Bazedoxifene has been shown to significantly decrease the risk of vertebral fractures in postmenopausal women. No significant effect was noted on the risk of clinical fractures, but fracture risk reduction was reported in a post hoc subgroup analysis in a high risk group categorised on the basis of BMD and prior fracture.
The aim of this study was to re-evaluate the efficacy of bazedoxifene on fracture outcomes avoiding subgroup analysis by examining the efficacy of intervention as a function of fracture risk.
The phase III study was a double-blind, randomised, placebo- and raloxifene-controlled randomised 3-year multinational study that enrolled 7492 osteoporotic women aged 55 years or more (mean age=66 years). For the present analysis, women taking raloxifene were excluded (n=1849), and we compared the effects of two doses of bazedoxifene (20 and 40 mg daily combined) with placebo on the risk of all clinical fractures as well as the risk of morphometric vertebral fracture. The risk of a major osteoporotic fracture was assessed using region specific FRAX algorithms, and the relationship between pre hoc 10-year fracture probabilities and efficacy examined by Poisson regression.

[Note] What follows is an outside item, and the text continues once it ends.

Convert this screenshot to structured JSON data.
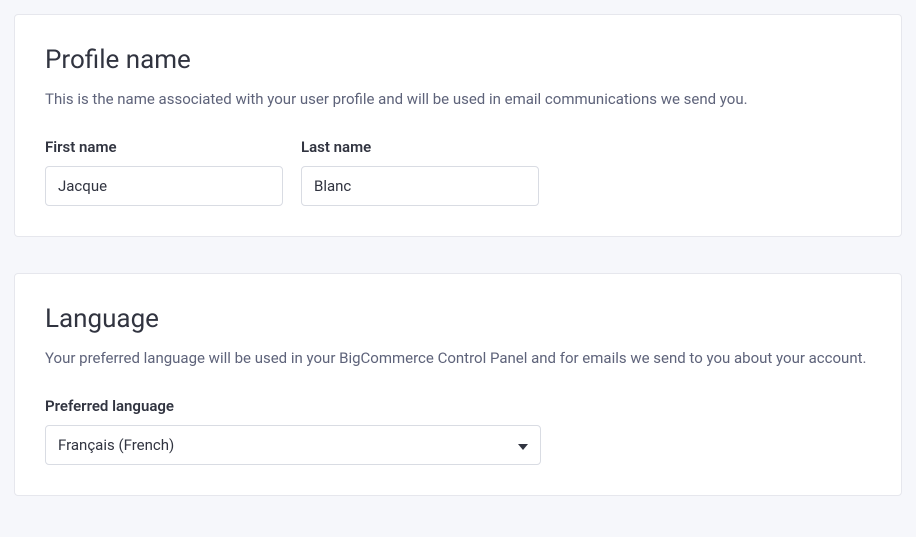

Overall, bazedoxifene was associated with a significant 39% decrease in incident morphometric vertebral fractures (hazard ratio HR=0.61; 95% CI=0.43-0.86; p=0.005) and a non-statistically significant 16% decrease in all clinical fractures (hazard ratio HR=0.84; 95% CI=0.67-1.06; p=0.14) compared to placebo. Hazard ratios for the effect of bazedoxifene on all clinical fractures decreased with increasing fracture probability. In patients with 10-year fracture probabilities at or above 16%, bazedoxifene was associated with a significant decrease in the risk of all clinical fractures. The 16% probability threshold corresponded to the 80th percentile of the study population. Hazard ratios for the effect of bazedoxifene on morphometric vertebral fractures also decreased with increasing fracture probability. In patients with 10-year fracture probabilities above 6.9% (corresponding to the 41st percentile), bazedoxifene was associated with a significant decrease in the risk of morphometric vertebral fractures. At equivalent fracture probability percentiles, the treatment effect of bazedoxifene was greater on vertebral fracture risk than on the risk of all clinical fractures. For example, at the 90th percentile of FRAX probability, bazedoxifene was associated with a relative risk reduction of 33% (95% CI=7-51%) for all clinical fractures and 51% reduction (95% CI=21-69%) for morphometric vertebral fractures. The findings were robust to several sensitivity analyses.
Bazedoxifene (20 and 40 mg doses combined) significantly decreased the risk of all clinical fractures and morphometric vertebral fractures in women at or above a FRAX based fracture probability threshold. These results, consistent with the previous subgroup analysis, suggest that bazedoxifene should be targeted preferentially to women at high fracture risk.